The Japanese trading house Marubeni has agreed to pay €100 million for a 25 per cent stake in Mainstream Renewable Power, the wind energy company controlled by Airtricity founder Eddie O’Connor.
The transaction is one of the biggest equity investments in an independent renewables company in recent times. It is the biggest single investment yet for five-year-old Mainstream, which is developing more than 40 wind and solar parks worldwide.
“This means everything to us, really,” Mr O’Connor told The Irish Times last night. “I have been talking to Marubeni since my Airtricity days. We now have one of the biggest energy investors in the world on board.”
Mr O’Connor said the cash would be used to develop the company and that existing investors would not be taking any of it off the table. “This money is 100 per cent for use by the company for growth. It will be several years before we pay a dividend, and I’m not sure if we ever will.”
The deal has yet to be approved by MRP investors. Mr O’Connor said he expected the deal to close this month.
Mr O’Connor built the company from the proceeds of the sale of Airtricity to Eon and Scottish and Southern Energy for €1.8 billion in 2008.

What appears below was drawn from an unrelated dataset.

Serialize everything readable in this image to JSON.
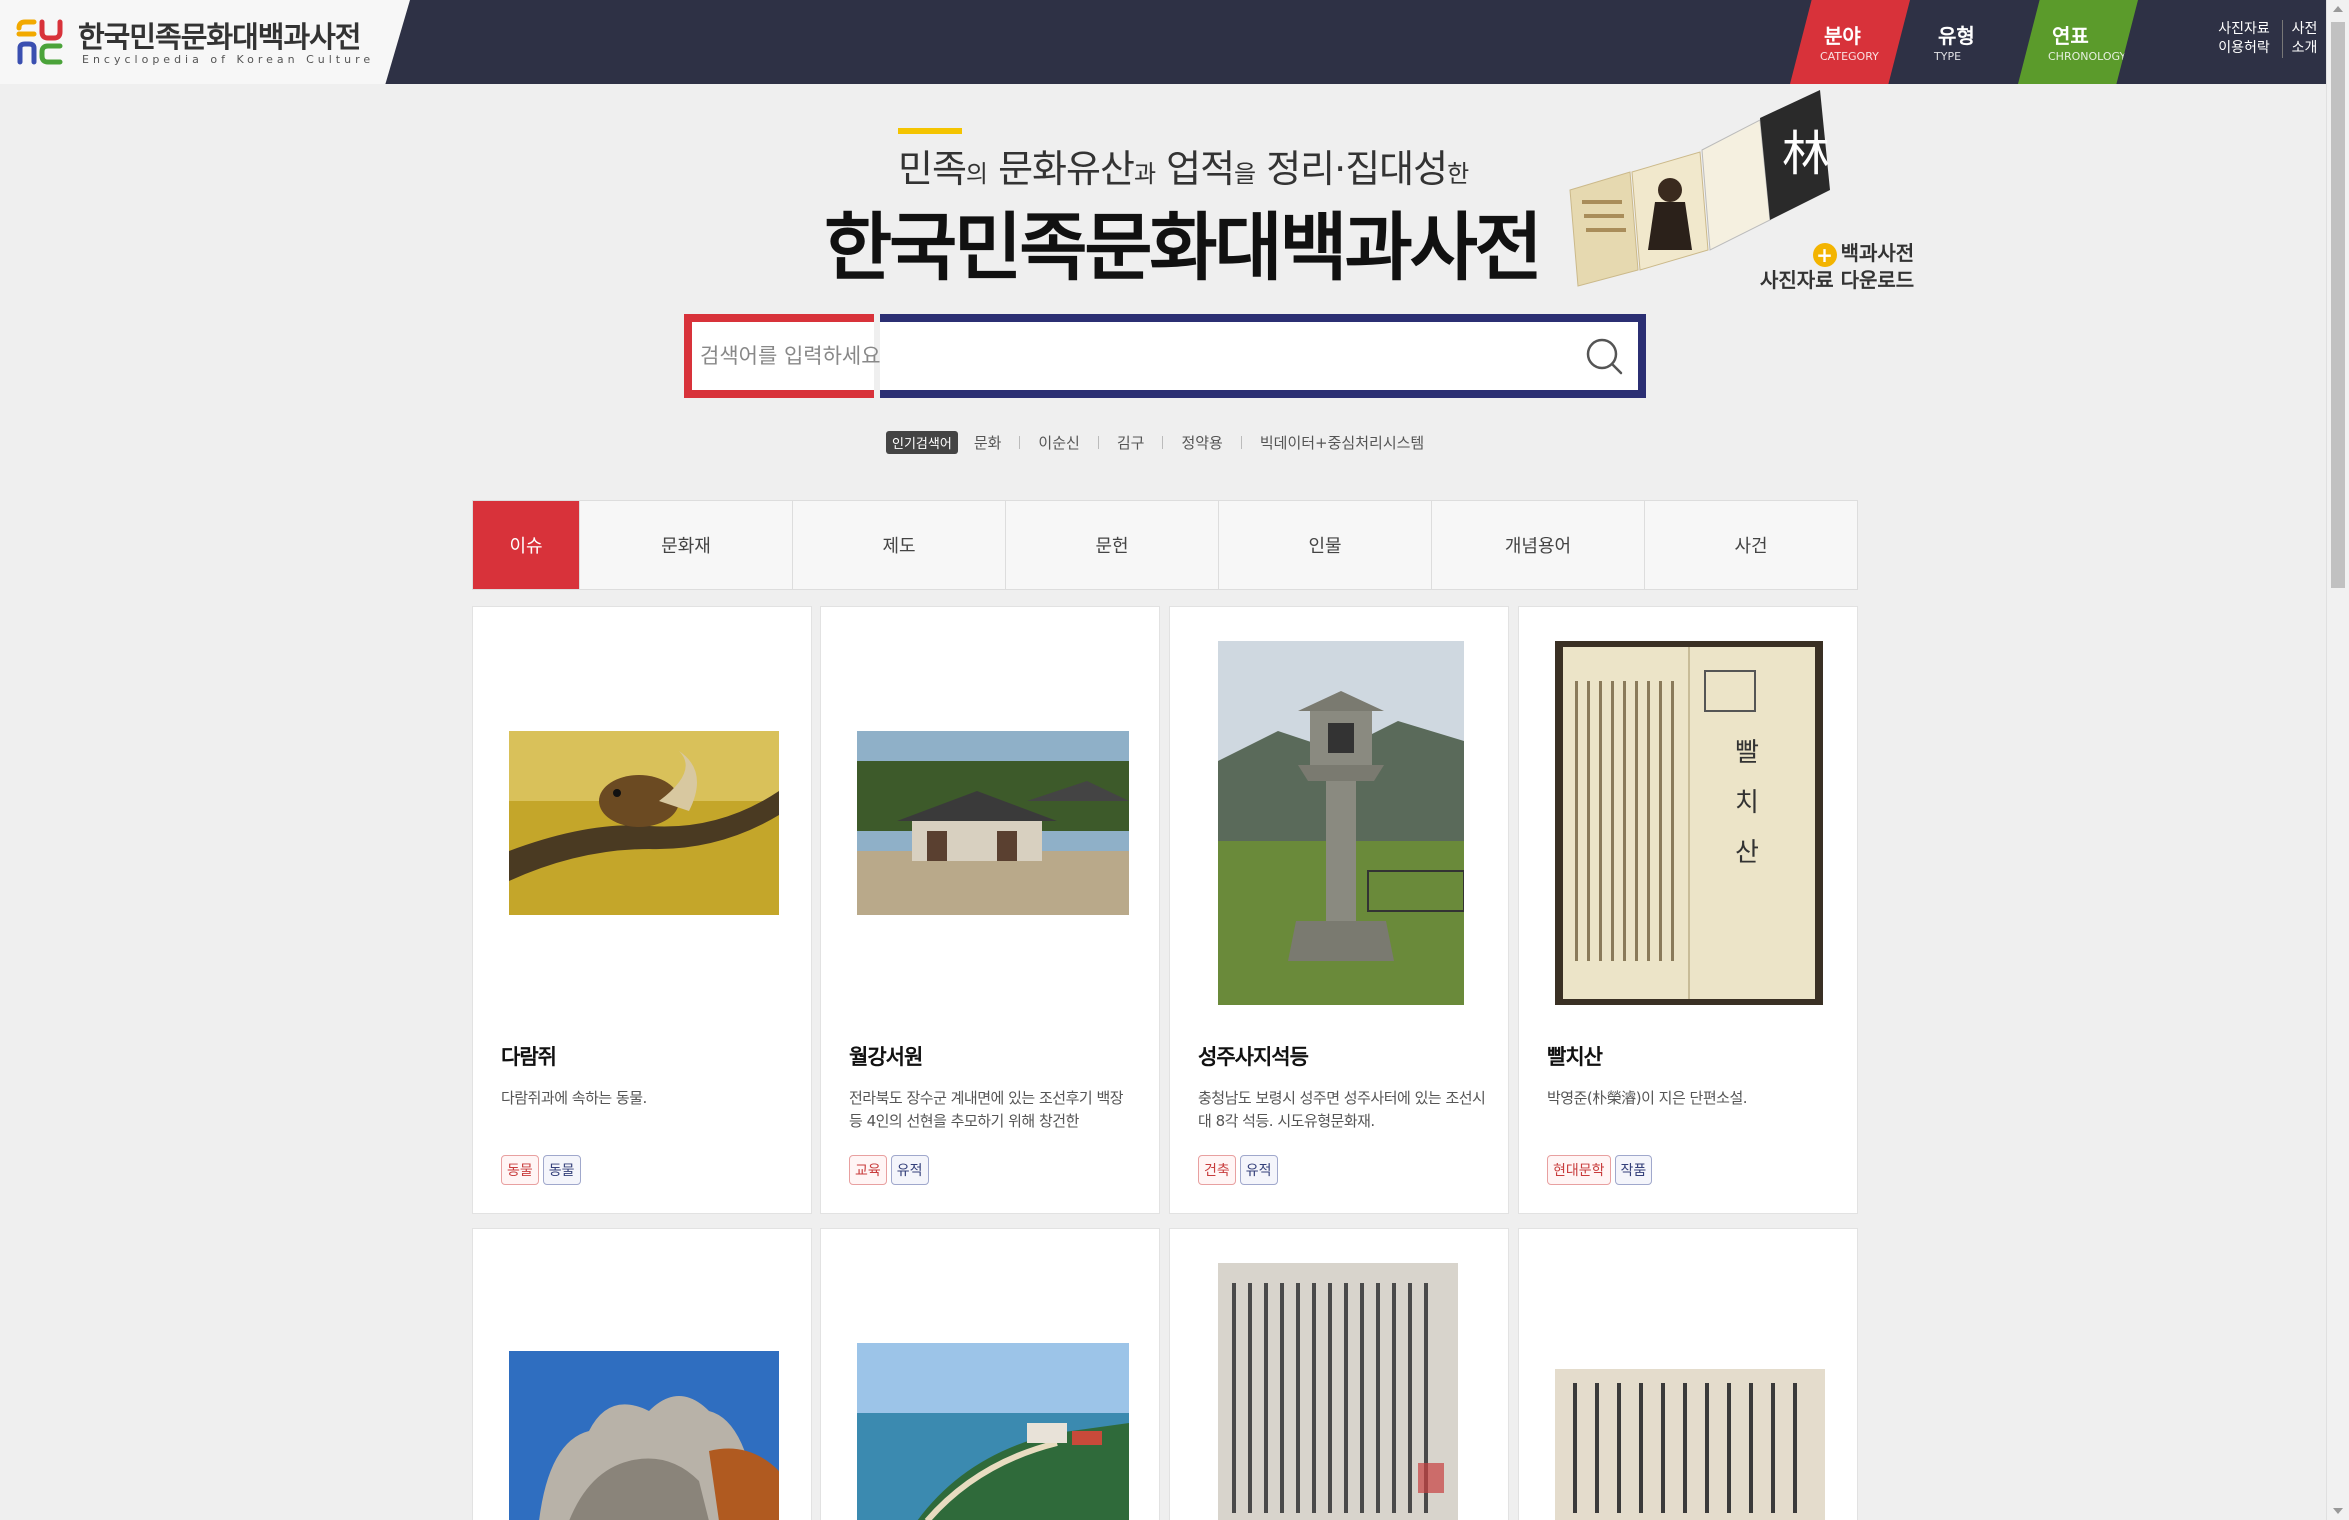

Marubeni is a substantial presence in the global energy industry, with large oil and gas interests, but is increasing its renewable energy investments, notably in the offshore wind sector. It teamed up with a government fund to snap up a British offshore turbine installation company, Seajacks, for $850 million last year.
It also has a stake in a British offshore wind farm off the coast of Essex and is part of a Japanese consortium that is testing floating wind turbines, a technology the wind industry hopes will drive big cost savings and efficiency improvements in coming years.
“We think the offshore wind market is expanding all over the world,” said Hiroshi Tachigami, president of Marubeni’s London-based subsidiary, Marubeni Europower.
Mr O’Connor said the deal would help accelerate Mainstream’s projects in Europe, Chile and South Africa, one of the brighter spots in a global renewable sector that suffered its sharpest annual fall in at least eight years in 2012, according to Bloomberg New Energy Finance research.
One of its more eye-catching European projects is a plan to build an “energy bridge” to export up to 5,000mw of electricity to Britain from wind farms in Ireland – on land and at sea – by 2017.